Accordingly, contrary to the trial judge's second conclusion of law, we held that the Legislature lacked the authority to provide in the local detention statute for pretrial release of defendants charged with first degree murder where the proof is evident and the presumption great; and, contrary to the judge's fourth conclusion, we held that the local detention statute is inconsistent with section 3 of the ROA, at least as it relates to defendants charged with first degree murder where the proof is evident or the presumption great.
Additionally, counter to the trial judge's first conclusion of law, we held in Browne that "the BRA is not applicable to cases tried in the Superior Court except as provided for in Superior Court Rule 141" and that "the appropriate provisions of the BRA merely guide trial judges with respect to the release of defendants pending trial, but not with respect to the detention of such defendants." Id.
Finally, the Court also considered in Browne whether there is a right to bail in the Virgin Islands. Specifically, we stated:

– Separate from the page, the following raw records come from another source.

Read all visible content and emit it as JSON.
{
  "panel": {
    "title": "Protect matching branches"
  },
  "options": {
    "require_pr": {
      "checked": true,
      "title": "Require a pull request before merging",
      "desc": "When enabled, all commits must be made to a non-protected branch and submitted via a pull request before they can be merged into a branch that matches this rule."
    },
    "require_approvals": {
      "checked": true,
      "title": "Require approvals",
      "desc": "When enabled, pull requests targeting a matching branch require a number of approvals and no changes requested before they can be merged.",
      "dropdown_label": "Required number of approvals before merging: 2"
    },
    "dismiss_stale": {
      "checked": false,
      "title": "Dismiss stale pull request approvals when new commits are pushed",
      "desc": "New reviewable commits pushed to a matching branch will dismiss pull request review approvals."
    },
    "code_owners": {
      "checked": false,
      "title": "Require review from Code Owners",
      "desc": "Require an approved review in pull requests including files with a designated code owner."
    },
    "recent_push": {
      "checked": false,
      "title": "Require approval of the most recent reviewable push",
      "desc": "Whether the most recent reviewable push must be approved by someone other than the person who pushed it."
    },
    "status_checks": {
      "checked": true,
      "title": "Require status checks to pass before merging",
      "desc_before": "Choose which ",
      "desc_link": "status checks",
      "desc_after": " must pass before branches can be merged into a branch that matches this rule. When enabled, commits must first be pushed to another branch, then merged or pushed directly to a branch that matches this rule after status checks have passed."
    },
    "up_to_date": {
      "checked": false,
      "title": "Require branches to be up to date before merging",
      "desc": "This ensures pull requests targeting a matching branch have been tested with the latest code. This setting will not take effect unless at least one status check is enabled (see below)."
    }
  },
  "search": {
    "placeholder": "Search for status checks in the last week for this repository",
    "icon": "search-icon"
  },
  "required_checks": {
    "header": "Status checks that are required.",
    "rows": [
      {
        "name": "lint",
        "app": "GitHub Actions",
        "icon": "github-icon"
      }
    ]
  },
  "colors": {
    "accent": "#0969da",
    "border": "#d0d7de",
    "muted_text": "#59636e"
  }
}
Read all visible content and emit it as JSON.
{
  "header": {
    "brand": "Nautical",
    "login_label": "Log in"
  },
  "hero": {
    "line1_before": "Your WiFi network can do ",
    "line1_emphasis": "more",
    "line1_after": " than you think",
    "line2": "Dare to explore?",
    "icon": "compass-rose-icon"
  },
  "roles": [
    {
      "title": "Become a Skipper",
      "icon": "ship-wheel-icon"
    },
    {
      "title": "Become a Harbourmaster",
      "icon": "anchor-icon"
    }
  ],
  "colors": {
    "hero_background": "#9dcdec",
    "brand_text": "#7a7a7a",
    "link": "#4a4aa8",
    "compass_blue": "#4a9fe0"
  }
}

"The United States Supreme Court has held that the excessive bail clause of the Eighth Amendment to the United States Constitution does not guarantee a right to bail in all cases. See U.S. v. Salerno, 481 U.S. 739, 752-54, 107 S. Ct. 2095, 2104-05, 95 L. Ed. 2d 697 (1987). However, by simultaneously enacting the Judiciary Act of 1789, which was the forerunner of the BRA, Congress granted the right to pretrial bail for defendants charged with noncapital federal crimes in federal courts. See Act of Sept. 24, 1789, ch. 20, § 29, 1 Stat. 88. Evidencing an intent to ensure that Virgin Islands defendants were also guaranteed an explicit right to bail, Congress, in addition to enacting the Eighth Amendment's excessive bail prohibition language in the ROA, enacted the bail provision in section 3 of the ROA ... ." (50 V.I. at 256.)